|Cooperative Classification||G06Q40/06, G06Q30/06, G06Q40/00, G06Q40/02, G06Q20/04, G06Q20/40, G06Q20/10, G06Q20/4016|
|European Classification||G06Q40/06, G06Q40/00, G06Q20/04, G06Q30/06, G06Q40/02, G06Q20/40, G06Q20/4016, G06Q20/10|
|Nov 24, 2006||AS||Assignment|
Owner name: FAIR ISAAC CORPORATION, CALIFORNIA

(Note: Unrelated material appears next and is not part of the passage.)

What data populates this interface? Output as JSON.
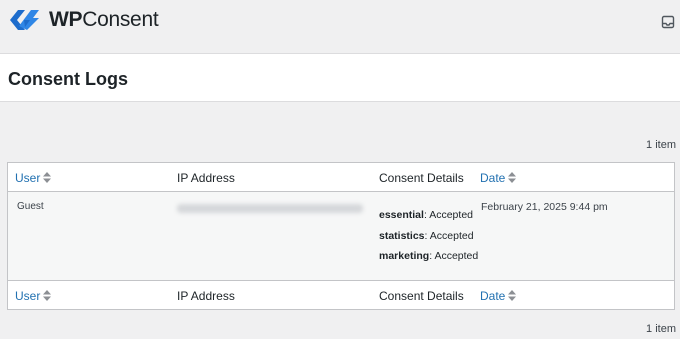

Free format text: ASSIGNMENT OF ASSIGNORS INTEREST;ASSIGNORS:ZOLDI, SCOTT M.;WANG, LIANG;SUN, LI;AND OTHERS;REEL/FRAME:018631/0386;SIGNING DATES FROM 20061106 TO 20061110
Owner name: FAIR ISAAC CORPORATION, CALIFORNIA
Free format text: ASSIGNMENT OF ASSIGNORS INTEREST;ASSIGNORS:ZOLDI, SCOTT M.;WANG, LIANG;SUN, LI;AND OTHERS;SIGNING DATES FROM 20061106 TO 20061110;REEL/FRAME:018631/0386
|Jan 20, 2014||FPAY||Fee payment|
Year of fee payment: 4